▶ [Problem to work on] The result should be an exact copy of the entries below, free of pictures.

[Interface dataset entries]
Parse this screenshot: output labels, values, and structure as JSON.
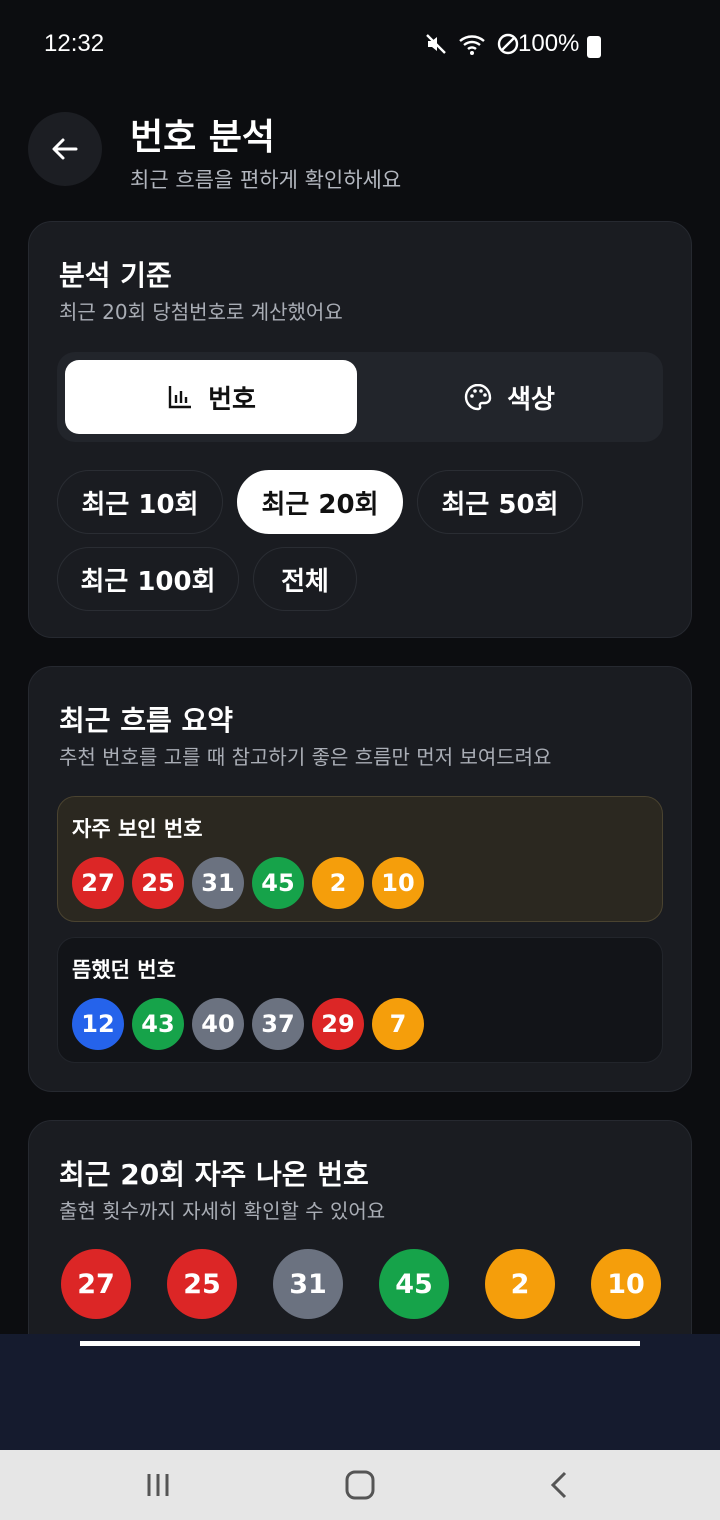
{
  "status": {
    "time": "12:32",
    "battery": "100%"
  },
  "header": {
    "title": "번호 분석",
    "subtitle": "최근 흐름을 편하게 확인하세요"
  },
  "criteria": {
    "title": "분석 기준",
    "subtitle": "최근 20회 당첨번호로 계산했어요",
    "tabs": [
      {
        "label": "번호",
        "icon": "bar-chart-icon",
        "active": true
      },
      {
        "label": "색상",
        "icon": "palette-icon",
        "active": false
      }
    ],
    "ranges": [
      {
        "label": "최근 10회",
        "selected": false
      },
      {
        "label": "최근 20회",
        "selected": true
      },
      {
        "label": "최근 50회",
        "selected": false
      },
      {
        "label": "최근 100회",
        "selected": false
      },
      {
        "label": "전체",
        "selected": false
      }
    ]
  },
  "summary": {
    "title": "최근 흐름 요약",
    "subtitle": "추천 번호를 고를 때 참고하기 좋은 흐름만 먼저 보여드려요",
    "hot": {
      "title": "자주 보인 번호",
      "numbers": [
        "27",
        "25",
        "31",
        "45",
        "2",
        "10"
      ]
    },
    "cold": {
      "title": "뜸했던 번호",
      "numbers": [
        "12",
        "43",
        "40",
        "37",
        "29",
        "7"
      ]
    }
  },
  "frequent": {
    "title": "최근 20회 자주 나온 번호",
    "subtitle": "출현 횟수까지 자세히 확인할 수 있어요",
    "numbers": [
      "27",
      "25",
      "31",
      "45",
      "2",
      "10"
    ]
  },
  "colors": {
    "red": "#dc2626",
    "gray": "#6b7280",
    "green": "#16a34a",
    "orange": "#f59e0b",
    "blue": "#2563eb"
  }
}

▶ [Finished task]
Parse this screenshot: output labels, values, and structure as JSON.
{
  "status": {
    "time": "12:32",
    "battery": "100%"
  },
  "header": {
    "title": "번호 분석",
    "subtitle": "최근 흐름을 편하게 확인하세요"
  },
  "criteria": {
    "title": "분석 기준",
    "subtitle": "최근 20회 당첨번호로 계산했어요",
    "tabs": [
      {
        "label": "번호",
        "icon": "bar-chart-icon",
        "active": true
      },
      {
        "label": "색상",
        "icon": "palette-icon",
        "active": false
      }
    ],
    "ranges": [
      {
        "label": "최근 10회",
        "selected": false
      },
      {
        "label": "최근 20회",
        "selected": true
      },
      {
        "label": "최근 50회",
        "selected": false
      },
      {
        "label": "최근 100회",
        "selected": false
      },
      {
        "label": "전체",
        "selected": false
      }
    ]
  },
  "summary": {
    "title": "최근 흐름 요약",
    "subtitle": "추천 번호를 고를 때 참고하기 좋은 흐름만 먼저 보여드려요",
    "hot": {
      "title": "자주 보인 번호",
      "numbers": [
        "27",
        "25",
        "31",
        "45",
        "2",
        "10"
      ]
    },
    "cold": {
      "title": "뜸했던 번호",
      "numbers": [
        "12",
        "43",
        "40",
        "37",
        "29",
        "7"
      ]
    }
  },
  "frequent": {
    "title": "최근 20회 자주 나온 번호",
    "subtitle": "출현 횟수까지 자세히 확인할 수 있어요",
    "numbers": [
      "27",
      "25",
      "31",
      "45",
      "2",
      "10"
    ]
  },
  "colors": {
    "red": "#dc2626",
    "gray": "#6b7280",
    "green": "#16a34a",
    "orange": "#f59e0b",
    "blue": "#2563eb"
  }
}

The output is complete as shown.